Performances net Model UN five awards in two years


Rubinstein, left, and Ahuja, right, won an award each at the recent New York University Model United Nations Conference. Two of Baruch College’s Model United Nations members received personal awards for their skillful performance at a recent New York University Model United Nations Conference. Because of the organization’s work, its members managed to win five awards in the past two years.

Navtej Ahuja and Samuel Rubinstein’s recognition brings attention to Baruch’s Model UN, which is becoming more refined each year. The organization recently put up its own day-long simulation conference, which attracted 150 Model UN delegates from universities located in the tristate area. In comparison, the NYU conference had 400 attendees.

“It felt great competing with and even better when it came to beating Ivy League and private school students,” Rubinstein said, referencing his experience at the NYU conference. “It really puts Baruch’s name out there.”

“While it felt gratifying to win a personal award in my final conference, it’s important to look at it in the context of the team, and a way to demonstrate our ability to compete with top schools in the country,” Ahuja added.

In order to win an award, the participant had to be heavily involved in the progression of the conference, give frequent speeches, negotiate with other people in his or her committee and play his or her character well.

The NYU staff also looked at what powers the delegates used and how well they used them.

According to a “Ticker Talks” interview with Mikhail Relushchin, president of Baruch’s Model UN, “Model United Nations is an organization on campus that focuses on international relations, negotiation sills and generally building the professional skills that one needs to thrive in a career in international relations.”

Though Model UN is often portrayed on TV, there is a lot of disparity between what one sees on a show like Parks and Recreation and what actually happens during a conference.

Whereas TV shows tend to “caricature” the delegates, sometimes dressing them up, or, as it was in the case of Parks and Recreation, giving them more powers than they actually have, a Model UN conference involves actually putting oneself into a delegate’s or a character’s perspective.

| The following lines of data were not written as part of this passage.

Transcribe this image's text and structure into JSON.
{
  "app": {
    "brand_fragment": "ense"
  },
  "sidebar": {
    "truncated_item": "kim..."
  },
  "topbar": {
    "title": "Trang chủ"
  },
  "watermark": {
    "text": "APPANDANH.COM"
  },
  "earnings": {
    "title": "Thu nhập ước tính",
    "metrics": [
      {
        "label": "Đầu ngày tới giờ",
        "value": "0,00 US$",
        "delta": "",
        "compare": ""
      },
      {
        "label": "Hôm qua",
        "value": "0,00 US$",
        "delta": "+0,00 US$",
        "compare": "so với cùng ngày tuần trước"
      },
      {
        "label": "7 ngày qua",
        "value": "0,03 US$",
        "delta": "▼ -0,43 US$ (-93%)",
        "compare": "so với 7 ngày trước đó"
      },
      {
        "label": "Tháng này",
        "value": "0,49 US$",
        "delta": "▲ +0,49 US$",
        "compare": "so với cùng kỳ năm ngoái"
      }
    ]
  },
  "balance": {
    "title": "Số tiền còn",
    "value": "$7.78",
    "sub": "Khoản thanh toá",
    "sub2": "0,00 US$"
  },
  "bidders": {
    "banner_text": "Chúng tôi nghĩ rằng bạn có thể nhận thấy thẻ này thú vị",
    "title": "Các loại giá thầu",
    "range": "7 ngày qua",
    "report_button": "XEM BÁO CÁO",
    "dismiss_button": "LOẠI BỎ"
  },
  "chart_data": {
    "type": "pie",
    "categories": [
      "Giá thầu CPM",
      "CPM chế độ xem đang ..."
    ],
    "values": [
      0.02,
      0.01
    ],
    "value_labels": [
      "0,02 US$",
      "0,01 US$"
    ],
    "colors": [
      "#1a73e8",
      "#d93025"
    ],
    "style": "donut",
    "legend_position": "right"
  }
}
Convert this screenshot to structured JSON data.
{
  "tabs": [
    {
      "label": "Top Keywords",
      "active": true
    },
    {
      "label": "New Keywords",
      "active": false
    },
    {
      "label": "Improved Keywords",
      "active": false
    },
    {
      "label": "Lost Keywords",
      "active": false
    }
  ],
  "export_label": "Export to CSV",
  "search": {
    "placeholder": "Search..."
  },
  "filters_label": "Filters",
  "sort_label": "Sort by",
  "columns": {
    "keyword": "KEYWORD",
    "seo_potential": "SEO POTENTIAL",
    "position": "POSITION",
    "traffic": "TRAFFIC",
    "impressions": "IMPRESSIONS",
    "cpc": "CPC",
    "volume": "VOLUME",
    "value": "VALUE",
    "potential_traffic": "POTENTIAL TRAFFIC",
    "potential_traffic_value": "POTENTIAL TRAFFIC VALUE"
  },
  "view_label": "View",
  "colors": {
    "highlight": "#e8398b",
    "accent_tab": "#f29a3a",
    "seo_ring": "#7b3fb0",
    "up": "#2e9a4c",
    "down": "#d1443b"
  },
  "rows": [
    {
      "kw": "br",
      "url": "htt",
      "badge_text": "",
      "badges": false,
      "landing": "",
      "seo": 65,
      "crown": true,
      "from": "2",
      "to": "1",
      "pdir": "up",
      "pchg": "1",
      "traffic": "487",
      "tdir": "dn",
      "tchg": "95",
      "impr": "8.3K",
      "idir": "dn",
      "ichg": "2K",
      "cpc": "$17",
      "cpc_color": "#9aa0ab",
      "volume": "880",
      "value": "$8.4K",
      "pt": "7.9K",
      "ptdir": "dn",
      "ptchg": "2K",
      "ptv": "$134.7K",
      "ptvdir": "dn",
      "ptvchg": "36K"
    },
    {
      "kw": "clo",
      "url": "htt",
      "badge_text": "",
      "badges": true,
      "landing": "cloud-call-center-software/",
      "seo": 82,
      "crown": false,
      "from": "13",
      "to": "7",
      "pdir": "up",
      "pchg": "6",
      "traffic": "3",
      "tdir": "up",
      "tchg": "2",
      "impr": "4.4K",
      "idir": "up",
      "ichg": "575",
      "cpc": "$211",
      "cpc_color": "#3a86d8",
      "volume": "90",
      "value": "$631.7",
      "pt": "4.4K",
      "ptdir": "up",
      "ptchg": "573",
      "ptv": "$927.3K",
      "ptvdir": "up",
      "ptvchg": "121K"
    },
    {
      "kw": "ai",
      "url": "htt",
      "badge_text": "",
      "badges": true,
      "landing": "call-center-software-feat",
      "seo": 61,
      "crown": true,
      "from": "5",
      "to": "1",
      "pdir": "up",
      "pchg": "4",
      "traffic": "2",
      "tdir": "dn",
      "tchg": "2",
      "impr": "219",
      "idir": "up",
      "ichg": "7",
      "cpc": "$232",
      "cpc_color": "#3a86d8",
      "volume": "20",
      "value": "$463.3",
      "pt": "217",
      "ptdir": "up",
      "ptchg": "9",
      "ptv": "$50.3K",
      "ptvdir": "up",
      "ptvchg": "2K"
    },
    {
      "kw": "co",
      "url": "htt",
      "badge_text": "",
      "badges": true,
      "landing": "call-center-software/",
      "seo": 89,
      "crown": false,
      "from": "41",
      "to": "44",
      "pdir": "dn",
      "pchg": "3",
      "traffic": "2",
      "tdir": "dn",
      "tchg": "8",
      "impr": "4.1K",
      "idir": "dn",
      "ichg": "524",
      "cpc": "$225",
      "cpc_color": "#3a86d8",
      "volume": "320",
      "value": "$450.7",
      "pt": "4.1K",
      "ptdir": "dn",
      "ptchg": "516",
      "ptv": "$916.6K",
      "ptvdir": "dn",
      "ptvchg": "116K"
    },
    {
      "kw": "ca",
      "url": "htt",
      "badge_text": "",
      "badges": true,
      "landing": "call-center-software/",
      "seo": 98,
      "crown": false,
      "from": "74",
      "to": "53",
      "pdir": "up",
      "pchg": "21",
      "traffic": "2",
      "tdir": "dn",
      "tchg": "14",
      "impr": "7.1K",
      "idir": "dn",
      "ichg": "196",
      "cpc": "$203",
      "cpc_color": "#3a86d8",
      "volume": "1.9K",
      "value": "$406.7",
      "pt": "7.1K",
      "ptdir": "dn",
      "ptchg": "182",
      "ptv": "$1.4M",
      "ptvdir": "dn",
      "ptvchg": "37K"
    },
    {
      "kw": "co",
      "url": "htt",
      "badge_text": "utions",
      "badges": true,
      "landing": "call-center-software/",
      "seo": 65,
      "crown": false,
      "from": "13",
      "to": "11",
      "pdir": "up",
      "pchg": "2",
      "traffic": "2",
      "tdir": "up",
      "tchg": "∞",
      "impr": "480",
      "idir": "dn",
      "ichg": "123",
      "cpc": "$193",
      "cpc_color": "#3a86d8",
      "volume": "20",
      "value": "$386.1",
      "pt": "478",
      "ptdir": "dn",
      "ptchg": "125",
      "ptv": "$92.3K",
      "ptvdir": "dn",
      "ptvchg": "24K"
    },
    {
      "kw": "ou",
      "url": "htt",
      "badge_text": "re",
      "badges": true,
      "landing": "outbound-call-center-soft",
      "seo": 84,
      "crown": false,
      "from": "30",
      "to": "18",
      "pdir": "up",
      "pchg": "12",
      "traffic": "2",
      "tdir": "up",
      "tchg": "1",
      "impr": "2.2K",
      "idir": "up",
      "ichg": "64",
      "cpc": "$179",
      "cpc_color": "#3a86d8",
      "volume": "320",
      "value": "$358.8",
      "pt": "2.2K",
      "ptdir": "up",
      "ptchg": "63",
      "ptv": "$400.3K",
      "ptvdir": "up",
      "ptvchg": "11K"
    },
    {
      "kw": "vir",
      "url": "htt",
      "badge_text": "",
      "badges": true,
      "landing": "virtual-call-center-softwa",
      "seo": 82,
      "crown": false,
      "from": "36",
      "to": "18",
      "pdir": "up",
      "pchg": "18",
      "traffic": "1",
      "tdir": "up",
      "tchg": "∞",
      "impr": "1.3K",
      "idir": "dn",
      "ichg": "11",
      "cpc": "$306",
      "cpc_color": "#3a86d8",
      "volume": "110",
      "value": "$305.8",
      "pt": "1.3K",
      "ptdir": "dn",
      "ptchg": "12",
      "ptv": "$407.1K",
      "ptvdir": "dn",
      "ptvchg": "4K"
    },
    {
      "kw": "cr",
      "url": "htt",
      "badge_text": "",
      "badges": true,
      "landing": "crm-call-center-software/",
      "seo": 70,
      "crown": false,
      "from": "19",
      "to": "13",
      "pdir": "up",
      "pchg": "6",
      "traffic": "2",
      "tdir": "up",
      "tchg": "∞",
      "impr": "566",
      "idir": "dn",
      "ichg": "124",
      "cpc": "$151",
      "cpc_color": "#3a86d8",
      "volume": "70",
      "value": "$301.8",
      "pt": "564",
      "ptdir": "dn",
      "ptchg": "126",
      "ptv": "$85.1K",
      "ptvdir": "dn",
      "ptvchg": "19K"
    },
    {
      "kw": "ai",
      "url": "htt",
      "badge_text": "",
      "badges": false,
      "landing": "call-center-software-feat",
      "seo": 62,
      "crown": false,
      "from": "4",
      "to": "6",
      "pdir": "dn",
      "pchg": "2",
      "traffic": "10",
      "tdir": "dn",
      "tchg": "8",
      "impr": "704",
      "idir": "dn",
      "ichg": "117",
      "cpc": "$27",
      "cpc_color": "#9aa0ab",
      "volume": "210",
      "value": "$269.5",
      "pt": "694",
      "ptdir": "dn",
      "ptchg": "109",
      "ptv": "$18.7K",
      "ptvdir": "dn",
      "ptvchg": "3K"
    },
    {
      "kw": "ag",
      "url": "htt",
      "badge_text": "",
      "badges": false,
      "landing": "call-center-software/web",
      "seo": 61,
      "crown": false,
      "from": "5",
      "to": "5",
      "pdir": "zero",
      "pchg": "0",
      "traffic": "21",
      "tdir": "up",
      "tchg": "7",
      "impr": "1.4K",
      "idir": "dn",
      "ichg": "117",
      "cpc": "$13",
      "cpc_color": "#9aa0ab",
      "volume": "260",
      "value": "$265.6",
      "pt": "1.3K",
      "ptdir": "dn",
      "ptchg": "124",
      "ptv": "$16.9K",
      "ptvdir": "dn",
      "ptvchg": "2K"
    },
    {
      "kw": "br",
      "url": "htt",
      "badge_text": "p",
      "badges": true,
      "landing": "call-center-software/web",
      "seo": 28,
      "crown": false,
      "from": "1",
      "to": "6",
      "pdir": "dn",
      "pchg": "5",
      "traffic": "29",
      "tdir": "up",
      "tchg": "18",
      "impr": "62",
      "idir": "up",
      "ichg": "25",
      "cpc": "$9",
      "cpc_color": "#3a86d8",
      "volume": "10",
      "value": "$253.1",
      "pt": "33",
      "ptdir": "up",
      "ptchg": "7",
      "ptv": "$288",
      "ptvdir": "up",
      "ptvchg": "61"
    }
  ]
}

The stereotype generally gets one thing right: participating in a conference involves a lot of roleplay and research prior to the conference.

In reality, there are two goals that Baruch’s Model UN focuses on: expanding the students’ knowledge on global issues and participating in conferences of various sizes.

To achieve their first goal, the organization hosts on-campus events to debate global issues so that students can hear different viewpoints on important issues. They also introduce students to the different resources available at Baurch, so that they can gain “an international perspective” to their majors.

The biggest events, of course, are the Model UN conferences.

Conferences vary in sizes, sometimes reaching 4,000 delegates from almost 100 countries, as it was in the case of the National Model United Nations conference held in March. A Model UN conference usually lasts for three-to-five days, and it follows the format of either a general assembly conference or a crisis committee.

A general assembly is what TV shows like Parks and Recreation portray. In such a conference, delegates represent a country and must attempt to solve an issue—or a set of issues—from his or her country’s point of view.

At the end of the conference, there is a multipage resolution that each participating country signs off on.

The crisis committee is where the delegates have to deal with a specific issue, whether it is the Eurozone crisis, tensions with Russia or the rise of far-right political groups in Germany. Instead of solving the issue, delegates have to react as each situation develops.

Relushchin described a situation that took place in a crisis committee on Russian-Ukrainian hostilities to explain how a crisis committee may work.

“We motioned to extend aid to Ukraine. The reaction is that when the committee who was representing the Russian cabinet heard this, they sent us a message telling us to stop, telling us that if we did not stop, they would be forced to take economic action. Next, we have to decide how we will react to that,” Relushchin said.

The crisis committee is where roleplay happens, as the participants are assigned a certain character that they have to represent. Each character gets a specific set of portfolio powers that he or she can use during a crisis committee, such as being in control of the country’s military if the character is a minister of defense. There is also the covert portfolio, which are powers that the character may not necessarily have but can reach with the connections he or she has in real life.

When it comes to the future of the organization, Relushchin hopes to make Model UN even better by expanding campus presence and improving the members’ performance on conferences.

“We always aim to try to do bigger and better year after year … We try to win more awards, we try to learn as much as possible,” Relushchin explained. “There’s a big world out there, and there are ways to talk about it; and, we have one that is very intense, that gives you a very big network of very motivated and ambitious students. That really pushes you to develop yourself as a student.”